What you have to do: The entries that follow should be written out exactly.

Excerpts from an interface dataset:
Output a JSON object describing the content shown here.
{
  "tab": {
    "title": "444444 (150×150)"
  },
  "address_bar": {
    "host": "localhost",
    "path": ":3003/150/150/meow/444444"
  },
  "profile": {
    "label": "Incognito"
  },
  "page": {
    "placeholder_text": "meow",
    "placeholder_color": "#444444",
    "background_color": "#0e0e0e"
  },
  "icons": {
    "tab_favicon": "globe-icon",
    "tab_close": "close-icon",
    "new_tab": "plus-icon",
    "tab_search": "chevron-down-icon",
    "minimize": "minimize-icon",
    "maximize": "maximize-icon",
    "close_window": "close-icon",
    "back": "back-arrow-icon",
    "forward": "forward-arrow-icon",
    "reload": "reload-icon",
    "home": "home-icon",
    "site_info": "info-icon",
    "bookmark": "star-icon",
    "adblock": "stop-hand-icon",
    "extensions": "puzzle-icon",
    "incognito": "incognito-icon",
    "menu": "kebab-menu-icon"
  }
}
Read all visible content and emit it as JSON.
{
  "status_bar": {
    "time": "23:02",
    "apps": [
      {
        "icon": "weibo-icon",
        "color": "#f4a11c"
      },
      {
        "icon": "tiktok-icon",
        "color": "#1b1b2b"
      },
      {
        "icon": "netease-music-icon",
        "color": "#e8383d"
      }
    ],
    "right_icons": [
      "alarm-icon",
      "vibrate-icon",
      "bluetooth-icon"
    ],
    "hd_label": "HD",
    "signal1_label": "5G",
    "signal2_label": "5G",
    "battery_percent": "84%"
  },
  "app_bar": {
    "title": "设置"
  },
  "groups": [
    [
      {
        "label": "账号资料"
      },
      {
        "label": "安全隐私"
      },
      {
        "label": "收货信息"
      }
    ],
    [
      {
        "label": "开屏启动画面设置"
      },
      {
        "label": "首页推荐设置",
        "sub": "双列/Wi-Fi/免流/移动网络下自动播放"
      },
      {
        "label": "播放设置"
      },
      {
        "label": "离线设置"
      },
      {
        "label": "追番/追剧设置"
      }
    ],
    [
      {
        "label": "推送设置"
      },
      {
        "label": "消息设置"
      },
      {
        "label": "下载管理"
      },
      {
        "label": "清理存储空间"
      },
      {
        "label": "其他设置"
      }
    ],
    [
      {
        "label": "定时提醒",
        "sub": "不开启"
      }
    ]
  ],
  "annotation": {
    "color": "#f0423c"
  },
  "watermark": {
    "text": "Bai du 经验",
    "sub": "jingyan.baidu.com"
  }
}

Answer to this problem:
Output a JSON object describing the content shown here.
{
  "tab": {
    "title": "444444 (150×150)"
  },
  "address_bar": {
    "host": "localhost",
    "path": ":3003/150/150/meow/444444"
  },
  "profile": {
    "label": "Incognito"
  },
  "page": {
    "placeholder_text": "meow",
    "placeholder_color": "#444444",
    "background_color": "#0e0e0e"
  },
  "icons": {
    "tab_favicon": "globe-icon",
    "tab_close": "close-icon",
    "new_tab": "plus-icon",
    "tab_search": "chevron-down-icon",
    "minimize": "minimize-icon",
    "maximize": "maximize-icon",
    "close_window": "close-icon",
    "back": "back-arrow-icon",
    "forward": "forward-arrow-icon",
    "reload": "reload-icon",
    "home": "home-icon",
    "site_info": "info-icon",
    "bookmark": "star-icon",
    "adblock": "stop-hand-icon",
    "extensions": "puzzle-icon",
    "incognito": "incognito-icon",
    "menu": "kebab-menu-icon"
  }
}
Read all visible content and emit it as JSON.
{
  "status_bar": {
    "time": "23:02",
    "apps": [
      {
        "icon": "weibo-icon",
        "color": "#f4a11c"
      },
      {
        "icon": "tiktok-icon",
        "color": "#1b1b2b"
      },
      {
        "icon": "netease-music-icon",
        "color": "#e8383d"
      }
    ],
    "right_icons": [
      "alarm-icon",
      "vibrate-icon",
      "bluetooth-icon"
    ],
    "hd_label": "HD",
    "signal1_label": "5G",
    "signal2_label": "5G",
    "battery_percent": "84%"
  },
  "app_bar": {
    "title": "设置"
  },
  "groups": [
    [
      {
        "label": "账号资料"
      },
      {
        "label": "安全隐私"
      },
      {
        "label": "收货信息"
      }
    ],
    [
      {
        "label": "开屏启动画面设置"
      },
      {
        "label": "首页推荐设置",
        "sub": "双列/Wi-Fi/免流/移动网络下自动播放"
      },
      {
        "label": "播放设置"
      },
      {
        "label": "离线设置"
      },
      {
        "label": "追番/追剧设置"
      }
    ],
    [
      {
        "label": "推送设置"
      },
      {
        "label": "消息设置"
      },
      {
        "label": "下载管理"
      },
      {
        "label": "清理存储空间"
      },
      {
        "label": "其他设置"
      }
    ],
    [
      {
        "label": "定时提醒",
        "sub": "不开启"
      }
    ]
  ],
  "annotation": {
    "color": "#f0423c"
  },
  "watermark": {
    "text": "Bai du 经验",
    "sub": "jingyan.baidu.com"
  }
}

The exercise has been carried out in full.